ACLU sues state, claims ballot law violates Constitution

Lawsuit comes admit years of attempted medical marijuana ballot initiative

Justin Diep, Co-Editor in Chief

The American Civil Liberties Union of Nebraska (ACLU) and Nebraskans for Medical Marijuana (NMM) filed a federal lawsuit against the state last week stating Nebraska’s multicounty signature requirement to get an issue on a statewide ballot is unconstitutional.

Nebraska’s Constitution lays out that any referendum requires signatures from at least 5% of registered voters in 38 counties each.

The lawsuit claims the signature requirement violates the First and 14th Amendments of the US Constitution.

The ACLU believes the rule treats voters in each county differently which violates the one person, one vote principle protected under the 14th Amendment.

“Although each voter has equal say under the total vote count requirement, a voter in a high population county has significantly less power when it comes to meeting the multicounty distribution requirement,” the ACLU said in a press release.

They found that one signature from rural Arthur County has as much weight as 1,216 Douglas County signatures to meet the signature requirement.

Campaign coordinator for NMM Crista Eggers believes it inhibits free speech because it adds a burden of cost and complexity to bringing issues to a statewide ballot.

“This unconstitutional roadblock makes it so prohibitive [difficult] for Nebraskans without massive bank accounts to change our laws, even on incredibly popular issues like bringing access to medical cannabis to people who are suffering in Nebraska,” she said.

The lawsuit asks for an emergency injunction on the signature requirement meaning the signature requirement would temporarily be invalided to allow the NMM petitions to be on the 2022 statewide ballot in November.

The U.S Supreme Court did rule in 1969 (Moore v. Ogilvie) that a similar signature requirement in Illinois violated residents’ rights.

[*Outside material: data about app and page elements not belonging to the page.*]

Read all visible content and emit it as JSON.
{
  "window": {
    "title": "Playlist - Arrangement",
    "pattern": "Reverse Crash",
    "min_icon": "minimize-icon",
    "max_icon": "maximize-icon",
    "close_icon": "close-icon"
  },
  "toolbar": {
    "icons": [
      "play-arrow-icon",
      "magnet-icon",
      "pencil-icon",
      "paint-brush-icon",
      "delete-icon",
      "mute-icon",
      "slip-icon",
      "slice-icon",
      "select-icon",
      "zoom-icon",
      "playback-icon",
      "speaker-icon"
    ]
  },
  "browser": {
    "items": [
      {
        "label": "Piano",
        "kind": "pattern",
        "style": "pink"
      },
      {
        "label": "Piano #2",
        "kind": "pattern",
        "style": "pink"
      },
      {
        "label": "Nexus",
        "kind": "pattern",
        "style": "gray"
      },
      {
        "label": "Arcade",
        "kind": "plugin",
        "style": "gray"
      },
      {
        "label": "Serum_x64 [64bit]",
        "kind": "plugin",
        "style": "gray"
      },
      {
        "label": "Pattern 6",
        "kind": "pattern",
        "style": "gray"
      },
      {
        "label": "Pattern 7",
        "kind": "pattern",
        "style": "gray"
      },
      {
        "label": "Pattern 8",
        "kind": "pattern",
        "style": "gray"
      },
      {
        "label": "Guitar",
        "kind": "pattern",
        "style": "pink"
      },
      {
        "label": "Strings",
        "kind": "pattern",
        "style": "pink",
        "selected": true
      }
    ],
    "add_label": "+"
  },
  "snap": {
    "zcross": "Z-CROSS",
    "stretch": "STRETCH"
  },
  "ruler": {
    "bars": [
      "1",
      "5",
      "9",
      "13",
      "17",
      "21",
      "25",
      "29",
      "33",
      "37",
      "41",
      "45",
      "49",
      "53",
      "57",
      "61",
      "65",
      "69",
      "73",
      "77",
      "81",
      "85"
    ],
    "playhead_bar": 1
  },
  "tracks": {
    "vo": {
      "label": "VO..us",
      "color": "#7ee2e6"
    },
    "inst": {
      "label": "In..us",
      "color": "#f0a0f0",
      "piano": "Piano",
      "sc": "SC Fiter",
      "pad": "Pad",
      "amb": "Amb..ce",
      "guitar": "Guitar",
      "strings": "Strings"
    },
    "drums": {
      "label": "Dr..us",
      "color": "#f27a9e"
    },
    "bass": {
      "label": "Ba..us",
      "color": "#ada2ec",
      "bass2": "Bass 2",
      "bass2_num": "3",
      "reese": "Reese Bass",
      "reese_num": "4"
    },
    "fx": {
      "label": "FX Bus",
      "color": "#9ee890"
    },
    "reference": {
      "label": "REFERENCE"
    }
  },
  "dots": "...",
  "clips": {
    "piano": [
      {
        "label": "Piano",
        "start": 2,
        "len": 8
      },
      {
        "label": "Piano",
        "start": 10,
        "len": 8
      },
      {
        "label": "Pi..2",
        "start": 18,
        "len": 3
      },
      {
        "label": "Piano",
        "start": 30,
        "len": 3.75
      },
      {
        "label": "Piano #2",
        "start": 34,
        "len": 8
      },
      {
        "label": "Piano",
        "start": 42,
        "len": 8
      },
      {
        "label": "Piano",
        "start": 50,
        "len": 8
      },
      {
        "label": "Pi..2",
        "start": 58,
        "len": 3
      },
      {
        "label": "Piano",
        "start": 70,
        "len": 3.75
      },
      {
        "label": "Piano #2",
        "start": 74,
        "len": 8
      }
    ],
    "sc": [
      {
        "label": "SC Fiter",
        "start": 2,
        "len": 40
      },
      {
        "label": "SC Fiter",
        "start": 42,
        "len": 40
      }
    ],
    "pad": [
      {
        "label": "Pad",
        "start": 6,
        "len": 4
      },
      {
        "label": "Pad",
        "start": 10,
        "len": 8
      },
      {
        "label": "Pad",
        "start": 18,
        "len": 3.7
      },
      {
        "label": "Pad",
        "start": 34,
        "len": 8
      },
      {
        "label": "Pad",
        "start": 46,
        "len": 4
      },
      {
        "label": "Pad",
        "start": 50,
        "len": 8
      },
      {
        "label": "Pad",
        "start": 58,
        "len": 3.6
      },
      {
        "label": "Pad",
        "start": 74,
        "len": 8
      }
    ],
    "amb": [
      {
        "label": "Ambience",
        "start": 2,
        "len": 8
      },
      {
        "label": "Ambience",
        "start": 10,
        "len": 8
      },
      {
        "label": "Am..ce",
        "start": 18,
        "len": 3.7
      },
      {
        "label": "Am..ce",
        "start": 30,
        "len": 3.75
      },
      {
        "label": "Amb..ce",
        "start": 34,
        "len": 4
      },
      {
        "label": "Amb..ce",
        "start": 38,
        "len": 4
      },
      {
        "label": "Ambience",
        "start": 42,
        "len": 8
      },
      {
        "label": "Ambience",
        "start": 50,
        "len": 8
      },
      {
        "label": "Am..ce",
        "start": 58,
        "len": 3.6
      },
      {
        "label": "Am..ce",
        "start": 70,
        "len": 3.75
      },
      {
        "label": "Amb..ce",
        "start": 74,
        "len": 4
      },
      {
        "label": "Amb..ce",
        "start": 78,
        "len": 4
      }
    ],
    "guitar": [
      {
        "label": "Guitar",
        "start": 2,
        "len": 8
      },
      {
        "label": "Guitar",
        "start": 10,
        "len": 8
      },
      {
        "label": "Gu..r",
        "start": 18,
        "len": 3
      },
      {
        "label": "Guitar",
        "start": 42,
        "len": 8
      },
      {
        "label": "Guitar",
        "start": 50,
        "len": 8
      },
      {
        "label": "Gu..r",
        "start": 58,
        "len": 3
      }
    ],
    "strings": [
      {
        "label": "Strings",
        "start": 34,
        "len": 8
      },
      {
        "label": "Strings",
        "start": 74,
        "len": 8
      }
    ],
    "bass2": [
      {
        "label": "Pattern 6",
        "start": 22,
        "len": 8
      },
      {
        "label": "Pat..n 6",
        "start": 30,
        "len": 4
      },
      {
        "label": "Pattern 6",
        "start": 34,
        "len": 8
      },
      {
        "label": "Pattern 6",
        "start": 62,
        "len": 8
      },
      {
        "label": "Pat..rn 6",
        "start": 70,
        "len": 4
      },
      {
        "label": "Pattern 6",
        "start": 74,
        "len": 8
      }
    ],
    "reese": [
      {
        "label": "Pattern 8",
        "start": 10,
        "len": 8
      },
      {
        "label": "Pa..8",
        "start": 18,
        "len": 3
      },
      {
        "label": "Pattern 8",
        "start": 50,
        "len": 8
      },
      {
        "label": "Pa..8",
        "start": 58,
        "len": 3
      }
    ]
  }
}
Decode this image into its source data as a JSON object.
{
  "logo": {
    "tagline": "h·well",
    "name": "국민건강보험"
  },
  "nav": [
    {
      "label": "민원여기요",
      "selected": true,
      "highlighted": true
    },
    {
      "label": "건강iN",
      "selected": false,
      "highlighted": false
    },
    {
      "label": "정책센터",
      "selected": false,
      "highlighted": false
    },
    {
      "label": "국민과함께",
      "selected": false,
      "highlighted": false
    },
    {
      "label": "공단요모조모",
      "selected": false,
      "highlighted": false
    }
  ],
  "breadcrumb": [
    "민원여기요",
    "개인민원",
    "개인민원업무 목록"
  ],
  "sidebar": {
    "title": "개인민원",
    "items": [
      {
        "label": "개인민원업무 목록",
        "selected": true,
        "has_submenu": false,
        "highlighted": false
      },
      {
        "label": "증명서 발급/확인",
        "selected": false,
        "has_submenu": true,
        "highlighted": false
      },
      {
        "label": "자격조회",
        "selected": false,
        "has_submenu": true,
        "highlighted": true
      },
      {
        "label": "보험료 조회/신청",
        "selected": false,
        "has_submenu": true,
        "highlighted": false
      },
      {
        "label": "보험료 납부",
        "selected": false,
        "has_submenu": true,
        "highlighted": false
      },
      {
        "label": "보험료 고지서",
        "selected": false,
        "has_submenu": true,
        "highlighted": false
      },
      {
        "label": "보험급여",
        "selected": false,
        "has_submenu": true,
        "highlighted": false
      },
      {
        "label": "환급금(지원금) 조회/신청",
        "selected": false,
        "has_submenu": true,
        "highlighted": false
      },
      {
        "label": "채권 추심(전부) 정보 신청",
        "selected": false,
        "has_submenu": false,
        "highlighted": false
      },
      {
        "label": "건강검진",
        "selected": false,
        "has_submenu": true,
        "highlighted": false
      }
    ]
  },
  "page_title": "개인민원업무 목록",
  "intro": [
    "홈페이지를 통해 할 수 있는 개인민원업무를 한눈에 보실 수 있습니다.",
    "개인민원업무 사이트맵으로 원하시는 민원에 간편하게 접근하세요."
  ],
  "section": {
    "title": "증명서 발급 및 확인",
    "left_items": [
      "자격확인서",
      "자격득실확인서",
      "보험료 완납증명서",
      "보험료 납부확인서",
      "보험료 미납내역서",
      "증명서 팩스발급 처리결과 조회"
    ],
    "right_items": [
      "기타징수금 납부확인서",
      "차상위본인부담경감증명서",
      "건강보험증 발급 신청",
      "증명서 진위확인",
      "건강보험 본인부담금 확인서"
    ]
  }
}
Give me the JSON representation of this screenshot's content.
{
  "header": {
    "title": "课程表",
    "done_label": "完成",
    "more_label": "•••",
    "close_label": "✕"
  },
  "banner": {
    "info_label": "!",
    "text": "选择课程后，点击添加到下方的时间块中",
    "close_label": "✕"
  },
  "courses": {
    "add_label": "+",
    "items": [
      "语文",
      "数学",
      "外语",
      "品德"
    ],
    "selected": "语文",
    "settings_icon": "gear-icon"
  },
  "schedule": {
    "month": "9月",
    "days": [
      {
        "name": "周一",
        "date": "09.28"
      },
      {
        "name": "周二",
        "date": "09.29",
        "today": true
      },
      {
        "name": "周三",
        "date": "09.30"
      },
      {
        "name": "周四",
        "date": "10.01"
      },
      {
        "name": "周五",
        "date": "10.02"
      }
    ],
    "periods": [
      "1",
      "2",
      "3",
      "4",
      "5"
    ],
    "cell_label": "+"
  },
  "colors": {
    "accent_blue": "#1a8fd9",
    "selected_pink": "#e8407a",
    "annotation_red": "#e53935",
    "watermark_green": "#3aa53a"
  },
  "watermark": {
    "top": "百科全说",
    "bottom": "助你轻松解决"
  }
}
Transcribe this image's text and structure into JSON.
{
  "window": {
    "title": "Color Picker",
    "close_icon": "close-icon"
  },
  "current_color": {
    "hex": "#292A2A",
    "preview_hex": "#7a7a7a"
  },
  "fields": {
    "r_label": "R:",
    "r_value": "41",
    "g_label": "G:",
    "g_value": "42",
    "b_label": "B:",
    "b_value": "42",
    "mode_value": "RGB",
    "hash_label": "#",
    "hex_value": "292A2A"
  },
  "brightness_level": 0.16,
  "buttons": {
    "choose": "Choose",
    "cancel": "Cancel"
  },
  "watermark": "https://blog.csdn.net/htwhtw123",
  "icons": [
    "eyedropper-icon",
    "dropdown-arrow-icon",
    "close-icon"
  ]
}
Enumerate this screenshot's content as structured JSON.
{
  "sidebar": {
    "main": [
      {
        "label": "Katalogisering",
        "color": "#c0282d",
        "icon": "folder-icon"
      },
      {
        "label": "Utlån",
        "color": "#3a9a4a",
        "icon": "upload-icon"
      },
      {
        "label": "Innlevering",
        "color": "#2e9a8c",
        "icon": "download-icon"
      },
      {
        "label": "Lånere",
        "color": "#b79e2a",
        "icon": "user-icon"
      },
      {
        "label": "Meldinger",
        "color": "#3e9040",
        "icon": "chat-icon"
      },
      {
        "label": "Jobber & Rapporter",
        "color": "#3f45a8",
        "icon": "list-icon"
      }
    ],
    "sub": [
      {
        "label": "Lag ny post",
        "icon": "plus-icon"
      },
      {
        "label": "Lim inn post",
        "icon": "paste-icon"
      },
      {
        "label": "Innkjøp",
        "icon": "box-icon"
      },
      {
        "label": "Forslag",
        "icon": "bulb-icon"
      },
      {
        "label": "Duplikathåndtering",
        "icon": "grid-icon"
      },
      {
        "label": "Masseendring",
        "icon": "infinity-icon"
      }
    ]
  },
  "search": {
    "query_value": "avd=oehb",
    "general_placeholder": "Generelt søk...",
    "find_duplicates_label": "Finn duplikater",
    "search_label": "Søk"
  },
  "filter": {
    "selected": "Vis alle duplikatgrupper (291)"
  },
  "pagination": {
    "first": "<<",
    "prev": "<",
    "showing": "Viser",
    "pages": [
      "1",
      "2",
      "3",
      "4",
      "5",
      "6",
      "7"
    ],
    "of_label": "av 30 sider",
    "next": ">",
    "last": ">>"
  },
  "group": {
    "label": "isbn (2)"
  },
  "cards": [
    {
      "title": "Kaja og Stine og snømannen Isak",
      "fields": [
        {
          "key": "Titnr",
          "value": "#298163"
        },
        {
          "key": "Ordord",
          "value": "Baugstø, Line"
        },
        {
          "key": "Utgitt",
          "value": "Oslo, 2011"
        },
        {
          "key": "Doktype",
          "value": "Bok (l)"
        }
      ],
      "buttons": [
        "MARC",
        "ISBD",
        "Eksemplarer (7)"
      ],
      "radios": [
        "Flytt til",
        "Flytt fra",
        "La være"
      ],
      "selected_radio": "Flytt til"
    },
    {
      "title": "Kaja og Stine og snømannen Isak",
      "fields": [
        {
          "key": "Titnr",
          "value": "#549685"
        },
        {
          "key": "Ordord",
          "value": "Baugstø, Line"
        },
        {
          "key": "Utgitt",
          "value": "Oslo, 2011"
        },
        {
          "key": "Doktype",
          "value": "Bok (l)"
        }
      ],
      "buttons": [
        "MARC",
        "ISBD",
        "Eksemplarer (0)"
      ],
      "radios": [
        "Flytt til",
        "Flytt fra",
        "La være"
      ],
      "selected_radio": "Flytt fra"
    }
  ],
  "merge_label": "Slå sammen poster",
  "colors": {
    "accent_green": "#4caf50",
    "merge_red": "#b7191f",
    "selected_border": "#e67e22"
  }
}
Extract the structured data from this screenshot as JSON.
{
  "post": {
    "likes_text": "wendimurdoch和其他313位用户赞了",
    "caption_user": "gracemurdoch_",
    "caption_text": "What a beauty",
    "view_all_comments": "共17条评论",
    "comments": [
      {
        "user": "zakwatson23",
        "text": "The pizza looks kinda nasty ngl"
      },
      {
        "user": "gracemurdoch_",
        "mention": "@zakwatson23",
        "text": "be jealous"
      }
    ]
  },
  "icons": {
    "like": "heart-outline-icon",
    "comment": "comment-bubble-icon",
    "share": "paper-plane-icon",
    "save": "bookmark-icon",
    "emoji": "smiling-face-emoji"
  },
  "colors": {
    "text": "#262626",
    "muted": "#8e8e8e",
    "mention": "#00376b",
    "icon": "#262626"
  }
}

Similar requirements have also been struck down by courts in Idaho, Utah and Wyoming.

The Nebraska assistant Secretary of State Cindi Allen released a statement saying the requirement has been in place for at least 100 years and the lawsuit was handed over to the Nebraska Attorney General Doug Peterson’s office to defend.

The Nebraska Attorney General’s office declined to comment.